I had a dog that was like this (she's since passed away) and one thing that really helped was teaching her a bunch of stupid tricks. First of all, I think the one-on-one focused attention involved in the training itself, even though we were only doing it for maybe 15 min per day, helped meet that need. Secondly, when she'd start going into LOOK AT ME, LOOK AT ME mode when other dogs/items/people/etc. were getting attention, I could ask her for a trick to...earn, I guess?...the attention, rather than having her nudging and pawing at me. Eventually when she wanted to steal attention she'd offer a trick rather than physically badgering me. It didn't totally cure the attention hog issue, but it did make it less intrusive and less incessant.She constantly(and I am not exaggerating the constantly) wants attention. If one of my other dogs is getting attention, she pushes her way into the mix. She will paw me (which hurts badly) if she is not getting attention.
If you're looking for good ideas for tricks, check out "Do More With Your Dog" - they have lists of tricks leveled by difficulty, and lots of youtube clips on how to teach various tricks step-by-step. The nice thing with trick training is that you can just skip or modify any that are physically difficult for you or the dog, or that just don't seem fun or feasible.

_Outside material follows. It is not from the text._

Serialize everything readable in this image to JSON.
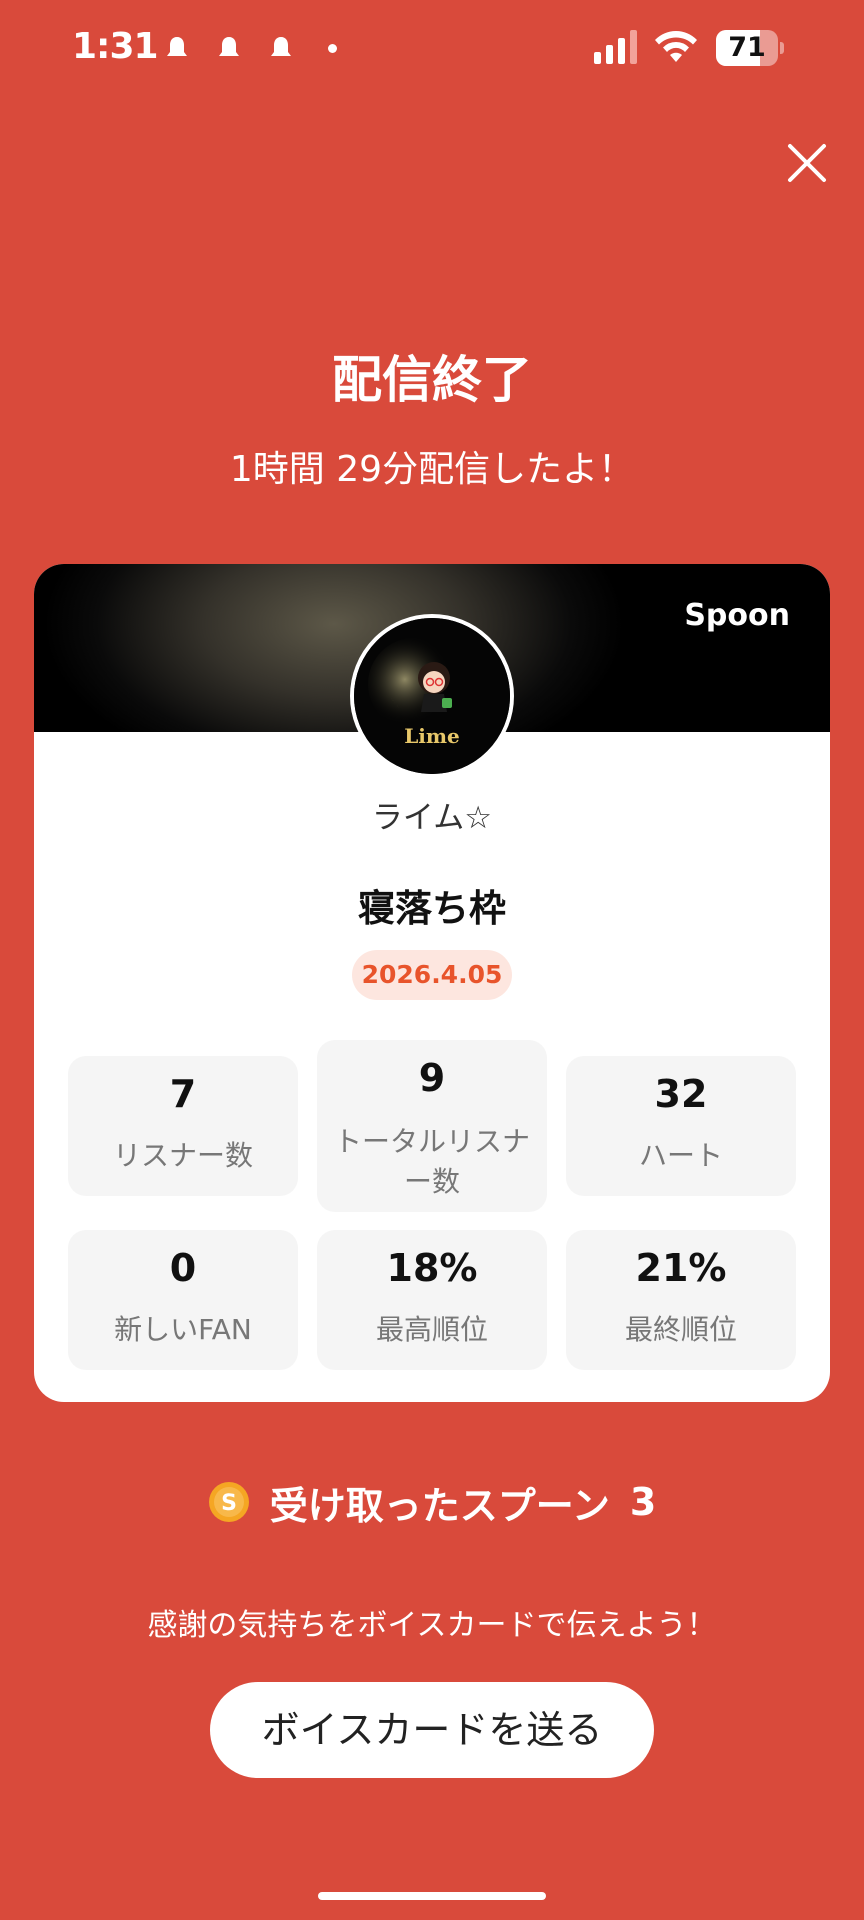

I think the problem is that your premise - "At four months old, puppies are like clay - you can mold them into anything" - is simply factually incorrect.I gave two options of what the issue could be- yet people always pick out the wrong bits instead of pick out the statement that relates to them the most shrugs